Problem requirements
Write out the records below word for word, please.
----
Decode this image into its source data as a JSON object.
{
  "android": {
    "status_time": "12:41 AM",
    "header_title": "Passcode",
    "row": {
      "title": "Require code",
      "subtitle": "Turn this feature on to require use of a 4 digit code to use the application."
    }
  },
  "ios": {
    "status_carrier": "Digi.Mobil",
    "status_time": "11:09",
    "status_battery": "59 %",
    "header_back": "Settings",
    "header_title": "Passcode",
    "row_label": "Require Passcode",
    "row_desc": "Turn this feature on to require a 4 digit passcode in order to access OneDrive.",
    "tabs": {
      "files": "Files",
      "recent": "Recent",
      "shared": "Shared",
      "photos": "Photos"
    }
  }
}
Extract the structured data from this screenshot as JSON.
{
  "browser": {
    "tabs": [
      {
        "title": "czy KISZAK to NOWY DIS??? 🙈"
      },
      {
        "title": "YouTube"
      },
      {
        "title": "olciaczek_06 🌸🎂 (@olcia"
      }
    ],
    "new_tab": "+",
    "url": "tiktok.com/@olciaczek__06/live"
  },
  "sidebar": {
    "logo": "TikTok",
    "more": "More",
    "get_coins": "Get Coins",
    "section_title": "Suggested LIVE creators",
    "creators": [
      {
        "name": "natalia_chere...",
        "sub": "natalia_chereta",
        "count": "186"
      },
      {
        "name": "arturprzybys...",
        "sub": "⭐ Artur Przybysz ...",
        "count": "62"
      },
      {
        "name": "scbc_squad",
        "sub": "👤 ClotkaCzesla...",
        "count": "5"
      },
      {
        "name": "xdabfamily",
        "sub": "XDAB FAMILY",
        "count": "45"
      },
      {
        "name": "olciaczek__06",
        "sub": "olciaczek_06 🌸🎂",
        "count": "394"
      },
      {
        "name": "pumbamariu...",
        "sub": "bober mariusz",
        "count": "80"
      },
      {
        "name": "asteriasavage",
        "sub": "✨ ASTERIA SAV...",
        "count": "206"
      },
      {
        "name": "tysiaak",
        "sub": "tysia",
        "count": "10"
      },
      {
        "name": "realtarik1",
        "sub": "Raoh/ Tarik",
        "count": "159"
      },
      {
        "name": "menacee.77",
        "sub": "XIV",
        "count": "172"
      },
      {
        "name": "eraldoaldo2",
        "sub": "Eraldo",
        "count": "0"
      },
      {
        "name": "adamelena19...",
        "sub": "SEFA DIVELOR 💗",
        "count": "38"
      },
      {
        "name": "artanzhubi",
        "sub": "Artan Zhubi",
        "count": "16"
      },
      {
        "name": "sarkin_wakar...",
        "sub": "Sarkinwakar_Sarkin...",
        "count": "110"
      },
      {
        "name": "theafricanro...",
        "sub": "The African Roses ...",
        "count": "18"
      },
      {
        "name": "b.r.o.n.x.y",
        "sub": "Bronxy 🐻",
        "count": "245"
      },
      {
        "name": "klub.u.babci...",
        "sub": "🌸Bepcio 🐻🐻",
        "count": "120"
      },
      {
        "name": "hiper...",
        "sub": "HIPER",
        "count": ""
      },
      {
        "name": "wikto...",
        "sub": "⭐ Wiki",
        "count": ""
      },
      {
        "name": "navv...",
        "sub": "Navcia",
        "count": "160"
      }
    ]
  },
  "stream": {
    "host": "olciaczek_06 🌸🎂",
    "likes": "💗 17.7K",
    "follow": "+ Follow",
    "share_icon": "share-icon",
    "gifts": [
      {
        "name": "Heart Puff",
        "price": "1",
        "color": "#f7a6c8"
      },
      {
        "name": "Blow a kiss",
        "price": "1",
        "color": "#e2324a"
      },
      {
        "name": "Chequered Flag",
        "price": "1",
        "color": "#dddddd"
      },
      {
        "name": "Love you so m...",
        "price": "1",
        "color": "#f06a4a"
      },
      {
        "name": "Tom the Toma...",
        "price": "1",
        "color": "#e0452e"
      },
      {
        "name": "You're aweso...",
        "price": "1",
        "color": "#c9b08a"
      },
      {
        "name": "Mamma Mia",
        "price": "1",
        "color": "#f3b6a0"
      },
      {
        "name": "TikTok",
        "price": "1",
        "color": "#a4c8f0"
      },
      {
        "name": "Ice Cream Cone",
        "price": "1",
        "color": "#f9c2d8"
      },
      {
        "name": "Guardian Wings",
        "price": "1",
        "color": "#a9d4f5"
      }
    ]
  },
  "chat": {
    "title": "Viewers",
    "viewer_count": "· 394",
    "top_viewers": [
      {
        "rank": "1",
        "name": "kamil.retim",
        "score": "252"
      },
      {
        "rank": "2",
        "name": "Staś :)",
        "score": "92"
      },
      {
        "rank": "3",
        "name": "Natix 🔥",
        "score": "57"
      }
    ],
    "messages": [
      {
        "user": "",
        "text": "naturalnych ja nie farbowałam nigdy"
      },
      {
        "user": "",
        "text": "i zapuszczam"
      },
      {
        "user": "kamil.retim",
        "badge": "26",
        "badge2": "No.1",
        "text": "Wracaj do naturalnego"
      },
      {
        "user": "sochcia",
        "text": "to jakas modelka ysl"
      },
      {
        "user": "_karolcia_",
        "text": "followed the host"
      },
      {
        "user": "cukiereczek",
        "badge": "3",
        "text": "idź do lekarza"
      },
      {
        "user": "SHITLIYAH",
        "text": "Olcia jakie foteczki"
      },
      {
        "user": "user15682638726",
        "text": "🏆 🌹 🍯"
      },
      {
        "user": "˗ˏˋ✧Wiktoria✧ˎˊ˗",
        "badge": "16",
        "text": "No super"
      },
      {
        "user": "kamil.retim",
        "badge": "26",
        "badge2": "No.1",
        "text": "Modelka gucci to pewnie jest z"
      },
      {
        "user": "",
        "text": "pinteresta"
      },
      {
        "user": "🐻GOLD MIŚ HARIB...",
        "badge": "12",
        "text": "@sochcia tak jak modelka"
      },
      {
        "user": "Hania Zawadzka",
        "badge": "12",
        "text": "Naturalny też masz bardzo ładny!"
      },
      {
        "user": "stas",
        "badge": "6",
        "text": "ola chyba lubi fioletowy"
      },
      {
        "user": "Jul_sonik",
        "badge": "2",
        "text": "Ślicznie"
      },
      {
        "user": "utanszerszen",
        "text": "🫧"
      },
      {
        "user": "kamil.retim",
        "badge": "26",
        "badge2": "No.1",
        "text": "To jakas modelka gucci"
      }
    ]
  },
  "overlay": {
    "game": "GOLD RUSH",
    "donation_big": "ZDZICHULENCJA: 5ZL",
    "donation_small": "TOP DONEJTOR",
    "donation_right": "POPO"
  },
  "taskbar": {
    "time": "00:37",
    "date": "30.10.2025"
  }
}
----
Response for this exercise
Decode this image into its source data as a JSON object.
{
  "android": {
    "status_time": "12:41 AM",
    "header_title": "Passcode",
    "row": {
      "title": "Require code",
      "subtitle": "Turn this feature on to require use of a 4 digit code to use the application."
    }
  },
  "ios": {
    "status_carrier": "Digi.Mobil",
    "status_time": "11:09",
    "status_battery": "59 %",
    "header_back": "Settings",
    "header_title": "Passcode",
    "row_label": "Require Passcode",
    "row_desc": "Turn this feature on to require a 4 digit passcode in order to access OneDrive.",
    "tabs": {
      "files": "Files",
      "recent": "Recent",
      "shared": "Shared",
      "photos": "Photos"
    }
  }
}
Extract the structured data from this screenshot as JSON.
{
  "browser": {
    "tabs": [
      {
        "title": "czy KISZAK to NOWY DIS??? 🙈"
      },
      {
        "title": "YouTube"
      },
      {
        "title": "olciaczek_06 🌸🎂 (@olcia"
      }
    ],
    "new_tab": "+",
    "url": "tiktok.com/@olciaczek__06/live"
  },
  "sidebar": {
    "logo": "TikTok",
    "more": "More",
    "get_coins": "Get Coins",
    "section_title": "Suggested LIVE creators",
    "creators": [
      {
        "name": "natalia_chere...",
        "sub": "natalia_chereta",
        "count": "186"
      },
      {
        "name": "arturprzybys...",
        "sub": "⭐ Artur Przybysz ...",
        "count": "62"
      },
      {
        "name": "scbc_squad",
        "sub": "👤 ClotkaCzesla...",
        "count": "5"
      },
      {
        "name": "xdabfamily",
        "sub": "XDAB FAMILY",
        "count": "45"
      },
      {
        "name": "olciaczek__06",
        "sub": "olciaczek_06 🌸🎂",
        "count": "394"
      },
      {
        "name": "pumbamariu...",
        "sub": "bober mariusz",
        "count": "80"
      },
      {
        "name": "asteriasavage",
        "sub": "✨ ASTERIA SAV...",
        "count": "206"
      },
      {
        "name": "tysiaak",
        "sub": "tysia",
        "count": "10"
      },
      {
        "name": "realtarik1",
        "sub": "Raoh/ Tarik",
        "count": "159"
      },
      {
        "name": "menacee.77",
        "sub": "XIV",
        "count": "172"
      },
      {
        "name": "eraldoaldo2",
        "sub": "Eraldo",
        "count": "0"
      },
      {
        "name": "adamelena19...",
        "sub": "SEFA DIVELOR 💗",
        "count": "38"
      },
      {
        "name": "artanzhubi",
        "sub": "Artan Zhubi",
        "count": "16"
      },
      {
        "name": "sarkin_wakar...",
        "sub": "Sarkinwakar_Sarkin...",
        "count": "110"
      },
      {
        "name": "theafricanro...",
        "sub": "The African Roses ...",
        "count": "18"
      },
      {
        "name": "b.r.o.n.x.y",
        "sub": "Bronxy 🐻",
        "count": "245"
      },
      {
        "name": "klub.u.babci...",
        "sub": "🌸Bepcio 🐻🐻",
        "count": "120"
      },
      {
        "name": "hiper...",
        "sub": "HIPER",
        "count": ""
      },
      {
        "name": "wikto...",
        "sub": "⭐ Wiki",
        "count": ""
      },
      {
        "name": "navv...",
        "sub": "Navcia",
        "count": "160"
      }
    ]
  },
  "stream": {
    "host": "olciaczek_06 🌸🎂",
    "likes": "💗 17.7K",
    "follow": "+ Follow",
    "share_icon": "share-icon",
    "gifts": [
      {
        "name": "Heart Puff",
        "price": "1",
        "color": "#f7a6c8"
      },
      {
        "name": "Blow a kiss",
        "price": "1",
        "color": "#e2324a"
      },
      {
        "name": "Chequered Flag",
        "price": "1",
        "color": "#dddddd"
      },
      {
        "name": "Love you so m...",
        "price": "1",
        "color": "#f06a4a"
      },
      {
        "name": "Tom the Toma...",
        "price": "1",
        "color": "#e0452e"
      },
      {
        "name": "You're aweso...",
        "price": "1",
        "color": "#c9b08a"
      },
      {
        "name": "Mamma Mia",
        "price": "1",
        "color": "#f3b6a0"
      },
      {
        "name": "TikTok",
        "price": "1",
        "color": "#a4c8f0"
      },
      {
        "name": "Ice Cream Cone",
        "price": "1",
        "color": "#f9c2d8"
      },
      {
        "name": "Guardian Wings",
        "price": "1",
        "color": "#a9d4f5"
      }
    ]
  },
  "chat": {
    "title": "Viewers",
    "viewer_count": "· 394",
    "top_viewers": [
      {
        "rank": "1",
        "name": "kamil.retim",
        "score": "252"
      },
      {
        "rank": "2",
        "name": "Staś :)",
        "score": "92"
      },
      {
        "rank": "3",
        "name": "Natix 🔥",
        "score": "57"
      }
    ],
    "messages": [
      {
        "user": "",
        "text": "naturalnych ja nie farbowałam nigdy"
      },
      {
        "user": "",
        "text": "i zapuszczam"
      },
      {
        "user": "kamil.retim",
        "badge": "26",
        "badge2": "No.1",
        "text": "Wracaj do naturalnego"
      },
      {
        "user": "sochcia",
        "text": "to jakas modelka ysl"
      },
      {
        "user": "_karolcia_",
        "text": "followed the host"
      },
      {
        "user": "cukiereczek",
        "badge": "3",
        "text": "idź do lekarza"
      },
      {
        "user": "SHITLIYAH",
        "text": "Olcia jakie foteczki"
      },
      {
        "user": "user15682638726",
        "text": "🏆 🌹 🍯"
      },
      {
        "user": "˗ˏˋ✧Wiktoria✧ˎˊ˗",
        "badge": "16",
        "text": "No super"
      },
      {
        "user": "kamil.retim",
        "badge": "26",
        "badge2": "No.1",
        "text": "Modelka gucci to pewnie jest z"
      },
      {
        "user": "",
        "text": "pinteresta"
      },
      {
        "user": "🐻GOLD MIŚ HARIB...",
        "badge": "12",
        "text": "@sochcia tak jak modelka"
      },
      {
        "user": "Hania Zawadzka",
        "badge": "12",
        "text": "Naturalny też masz bardzo ładny!"
      },
      {
        "user": "stas",
        "badge": "6",
        "text": "ola chyba lubi fioletowy"
      },
      {
        "user": "Jul_sonik",
        "badge": "2",
        "text": "Ślicznie"
      },
      {
        "user": "utanszerszen",
        "text": "🫧"
      },
      {
        "user": "kamil.retim",
        "badge": "26",
        "badge2": "No.1",
        "text": "To jakas modelka gucci"
      }
    ]
  },
  "overlay": {
    "game": "GOLD RUSH",
    "donation_big": "ZDZICHULENCJA: 5ZL",
    "donation_small": "TOP DONEJTOR",
    "donation_right": "POPO"
  },
  "taskbar": {
    "time": "00:37",
    "date": "30.10.2025"
  }
}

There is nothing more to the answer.